Task statement: Read the data below line by line and state how many lines hold "JSON". Nothing else belongs in the answer.

Dataset rows describing interfaces:
================================

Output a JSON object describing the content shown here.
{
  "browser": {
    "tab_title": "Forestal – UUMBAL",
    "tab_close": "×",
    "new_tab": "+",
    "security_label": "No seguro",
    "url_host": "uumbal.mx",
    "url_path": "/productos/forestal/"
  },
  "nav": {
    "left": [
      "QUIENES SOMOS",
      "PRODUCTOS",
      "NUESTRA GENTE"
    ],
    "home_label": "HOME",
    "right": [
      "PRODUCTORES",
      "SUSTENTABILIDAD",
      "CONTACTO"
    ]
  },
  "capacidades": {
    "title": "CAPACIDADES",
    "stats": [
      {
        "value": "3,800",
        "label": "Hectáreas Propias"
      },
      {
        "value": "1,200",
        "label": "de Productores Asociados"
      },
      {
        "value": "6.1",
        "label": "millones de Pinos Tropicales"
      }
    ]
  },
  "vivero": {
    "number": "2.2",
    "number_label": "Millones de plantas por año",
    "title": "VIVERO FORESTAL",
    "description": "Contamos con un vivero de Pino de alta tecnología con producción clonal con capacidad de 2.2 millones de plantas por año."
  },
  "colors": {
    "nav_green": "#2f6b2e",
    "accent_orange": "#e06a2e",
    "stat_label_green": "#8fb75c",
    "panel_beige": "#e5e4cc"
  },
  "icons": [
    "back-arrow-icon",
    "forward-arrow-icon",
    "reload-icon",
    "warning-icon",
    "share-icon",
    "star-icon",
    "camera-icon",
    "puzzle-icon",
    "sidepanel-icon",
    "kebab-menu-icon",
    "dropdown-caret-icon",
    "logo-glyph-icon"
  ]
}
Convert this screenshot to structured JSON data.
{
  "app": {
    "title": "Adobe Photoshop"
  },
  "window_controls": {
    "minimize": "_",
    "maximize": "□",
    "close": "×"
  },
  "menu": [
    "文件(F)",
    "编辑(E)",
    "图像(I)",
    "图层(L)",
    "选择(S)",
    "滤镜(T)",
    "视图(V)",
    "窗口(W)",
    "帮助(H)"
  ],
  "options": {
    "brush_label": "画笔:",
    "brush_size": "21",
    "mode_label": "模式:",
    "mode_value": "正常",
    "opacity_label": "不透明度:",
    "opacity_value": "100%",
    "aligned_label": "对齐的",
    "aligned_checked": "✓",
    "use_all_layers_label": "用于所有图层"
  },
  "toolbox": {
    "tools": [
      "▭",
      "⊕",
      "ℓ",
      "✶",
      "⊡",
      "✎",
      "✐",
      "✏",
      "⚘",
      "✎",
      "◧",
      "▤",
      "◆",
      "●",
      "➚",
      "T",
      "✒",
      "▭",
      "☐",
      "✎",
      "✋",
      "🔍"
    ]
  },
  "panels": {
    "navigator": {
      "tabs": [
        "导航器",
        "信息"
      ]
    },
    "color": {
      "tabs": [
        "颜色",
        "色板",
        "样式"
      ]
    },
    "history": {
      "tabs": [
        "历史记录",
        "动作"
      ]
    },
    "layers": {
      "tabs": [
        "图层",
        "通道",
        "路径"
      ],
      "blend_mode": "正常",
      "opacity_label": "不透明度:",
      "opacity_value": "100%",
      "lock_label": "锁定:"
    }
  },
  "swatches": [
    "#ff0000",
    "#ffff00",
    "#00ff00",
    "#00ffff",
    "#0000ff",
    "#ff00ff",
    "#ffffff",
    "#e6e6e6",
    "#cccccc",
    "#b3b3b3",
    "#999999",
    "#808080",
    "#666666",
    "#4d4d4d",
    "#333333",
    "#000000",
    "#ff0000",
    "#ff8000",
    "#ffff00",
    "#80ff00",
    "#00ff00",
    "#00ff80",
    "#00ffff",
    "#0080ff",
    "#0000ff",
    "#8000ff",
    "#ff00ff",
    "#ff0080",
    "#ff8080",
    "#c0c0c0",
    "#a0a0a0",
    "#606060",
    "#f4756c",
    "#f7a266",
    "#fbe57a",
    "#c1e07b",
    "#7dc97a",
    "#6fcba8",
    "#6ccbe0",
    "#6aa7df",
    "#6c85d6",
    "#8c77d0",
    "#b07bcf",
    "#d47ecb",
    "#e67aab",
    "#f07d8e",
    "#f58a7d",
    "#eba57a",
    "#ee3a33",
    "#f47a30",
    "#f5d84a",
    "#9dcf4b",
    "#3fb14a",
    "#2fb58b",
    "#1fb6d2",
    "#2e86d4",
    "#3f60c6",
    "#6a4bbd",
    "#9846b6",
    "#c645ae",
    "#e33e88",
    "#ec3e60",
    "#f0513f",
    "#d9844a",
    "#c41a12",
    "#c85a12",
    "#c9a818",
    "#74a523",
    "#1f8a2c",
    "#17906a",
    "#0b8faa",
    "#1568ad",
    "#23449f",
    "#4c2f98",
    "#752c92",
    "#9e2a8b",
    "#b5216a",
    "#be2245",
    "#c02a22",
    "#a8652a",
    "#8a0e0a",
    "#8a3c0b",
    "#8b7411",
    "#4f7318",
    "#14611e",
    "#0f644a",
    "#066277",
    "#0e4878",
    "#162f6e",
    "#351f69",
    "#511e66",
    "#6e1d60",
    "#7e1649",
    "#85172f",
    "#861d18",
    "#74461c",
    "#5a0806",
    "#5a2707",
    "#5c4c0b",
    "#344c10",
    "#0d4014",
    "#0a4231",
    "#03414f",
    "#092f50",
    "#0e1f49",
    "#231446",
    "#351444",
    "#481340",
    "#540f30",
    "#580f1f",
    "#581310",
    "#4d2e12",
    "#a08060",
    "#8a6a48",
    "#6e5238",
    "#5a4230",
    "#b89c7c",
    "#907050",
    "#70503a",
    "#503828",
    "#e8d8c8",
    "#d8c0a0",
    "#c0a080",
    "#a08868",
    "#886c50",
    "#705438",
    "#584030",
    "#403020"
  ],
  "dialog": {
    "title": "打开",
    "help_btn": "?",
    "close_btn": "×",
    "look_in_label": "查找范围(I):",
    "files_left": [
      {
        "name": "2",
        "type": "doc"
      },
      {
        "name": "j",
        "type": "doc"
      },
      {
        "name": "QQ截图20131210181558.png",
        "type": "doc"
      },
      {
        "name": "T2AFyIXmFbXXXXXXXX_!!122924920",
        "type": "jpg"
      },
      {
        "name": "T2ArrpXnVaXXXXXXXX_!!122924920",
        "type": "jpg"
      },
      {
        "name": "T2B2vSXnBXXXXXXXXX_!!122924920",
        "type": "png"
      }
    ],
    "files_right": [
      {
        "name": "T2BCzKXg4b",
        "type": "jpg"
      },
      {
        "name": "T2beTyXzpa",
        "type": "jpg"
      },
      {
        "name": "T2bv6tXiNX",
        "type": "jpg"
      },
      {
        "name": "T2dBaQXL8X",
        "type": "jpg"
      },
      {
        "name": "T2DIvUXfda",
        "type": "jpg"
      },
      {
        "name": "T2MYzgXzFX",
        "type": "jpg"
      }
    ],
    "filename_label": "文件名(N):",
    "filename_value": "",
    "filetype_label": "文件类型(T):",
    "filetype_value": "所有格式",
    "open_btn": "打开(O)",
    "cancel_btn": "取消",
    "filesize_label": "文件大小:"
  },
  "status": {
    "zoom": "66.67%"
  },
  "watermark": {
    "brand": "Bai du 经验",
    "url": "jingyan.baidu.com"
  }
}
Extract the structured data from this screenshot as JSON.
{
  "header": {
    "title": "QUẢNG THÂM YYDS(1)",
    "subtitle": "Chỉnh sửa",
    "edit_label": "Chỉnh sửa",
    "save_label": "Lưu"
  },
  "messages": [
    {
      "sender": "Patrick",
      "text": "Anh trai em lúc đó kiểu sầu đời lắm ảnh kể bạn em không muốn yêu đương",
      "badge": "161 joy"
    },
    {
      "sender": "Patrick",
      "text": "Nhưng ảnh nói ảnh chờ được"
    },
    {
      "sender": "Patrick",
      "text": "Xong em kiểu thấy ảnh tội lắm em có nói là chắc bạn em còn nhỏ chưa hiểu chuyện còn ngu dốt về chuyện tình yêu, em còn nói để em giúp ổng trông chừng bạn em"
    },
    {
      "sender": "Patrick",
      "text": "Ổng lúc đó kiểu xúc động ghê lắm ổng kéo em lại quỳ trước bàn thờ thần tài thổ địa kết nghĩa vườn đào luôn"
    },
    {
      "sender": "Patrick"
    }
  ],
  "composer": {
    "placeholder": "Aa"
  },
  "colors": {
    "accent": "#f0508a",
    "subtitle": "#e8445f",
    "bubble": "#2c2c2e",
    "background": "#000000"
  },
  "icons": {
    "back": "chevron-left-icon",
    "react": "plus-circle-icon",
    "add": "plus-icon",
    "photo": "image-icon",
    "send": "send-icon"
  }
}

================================

Task response: 3